● TASK BRIEF: From the entries below, extract every line that includes the word "icon".

● DATA SHOWN:

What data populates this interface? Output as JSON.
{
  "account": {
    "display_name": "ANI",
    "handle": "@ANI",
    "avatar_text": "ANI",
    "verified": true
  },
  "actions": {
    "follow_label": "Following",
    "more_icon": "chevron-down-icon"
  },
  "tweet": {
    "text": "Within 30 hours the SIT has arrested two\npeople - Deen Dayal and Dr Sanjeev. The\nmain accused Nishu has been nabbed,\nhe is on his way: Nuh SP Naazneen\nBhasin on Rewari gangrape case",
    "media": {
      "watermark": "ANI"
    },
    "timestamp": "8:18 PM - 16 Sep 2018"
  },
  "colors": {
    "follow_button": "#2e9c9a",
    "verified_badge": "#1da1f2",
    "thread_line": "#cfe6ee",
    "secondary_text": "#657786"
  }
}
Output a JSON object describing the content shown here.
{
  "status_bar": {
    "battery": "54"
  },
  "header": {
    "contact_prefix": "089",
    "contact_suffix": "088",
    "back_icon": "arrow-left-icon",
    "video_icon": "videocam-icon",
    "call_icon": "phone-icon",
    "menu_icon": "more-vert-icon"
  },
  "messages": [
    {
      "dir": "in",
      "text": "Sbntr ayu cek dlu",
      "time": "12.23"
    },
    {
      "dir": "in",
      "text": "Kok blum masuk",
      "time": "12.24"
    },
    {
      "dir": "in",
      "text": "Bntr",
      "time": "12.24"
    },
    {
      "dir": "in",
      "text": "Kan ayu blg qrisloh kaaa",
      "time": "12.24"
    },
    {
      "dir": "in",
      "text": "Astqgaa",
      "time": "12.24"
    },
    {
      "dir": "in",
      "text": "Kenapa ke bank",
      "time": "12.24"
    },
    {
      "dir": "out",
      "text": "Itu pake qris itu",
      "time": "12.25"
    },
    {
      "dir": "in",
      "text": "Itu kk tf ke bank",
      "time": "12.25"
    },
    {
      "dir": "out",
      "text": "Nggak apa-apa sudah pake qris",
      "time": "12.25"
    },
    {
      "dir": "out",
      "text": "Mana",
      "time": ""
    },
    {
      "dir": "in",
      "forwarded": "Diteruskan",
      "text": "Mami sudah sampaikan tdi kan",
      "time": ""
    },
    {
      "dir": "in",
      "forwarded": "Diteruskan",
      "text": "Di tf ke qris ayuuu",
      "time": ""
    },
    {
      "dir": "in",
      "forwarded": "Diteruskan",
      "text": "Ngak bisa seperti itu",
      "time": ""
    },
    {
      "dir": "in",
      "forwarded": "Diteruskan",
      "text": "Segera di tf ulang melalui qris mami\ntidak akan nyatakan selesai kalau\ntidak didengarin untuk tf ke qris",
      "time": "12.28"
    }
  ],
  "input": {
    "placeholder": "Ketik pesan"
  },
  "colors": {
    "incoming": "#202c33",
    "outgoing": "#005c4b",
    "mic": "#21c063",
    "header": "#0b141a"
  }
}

● ANSWER BELOW:
    "more_icon": "chevron-down-icon"
    "back_icon": "arrow-left-icon",
    "video_icon": "videocam-icon",
    "call_icon": "phone-icon",
    "menu_icon": "more-vert-icon"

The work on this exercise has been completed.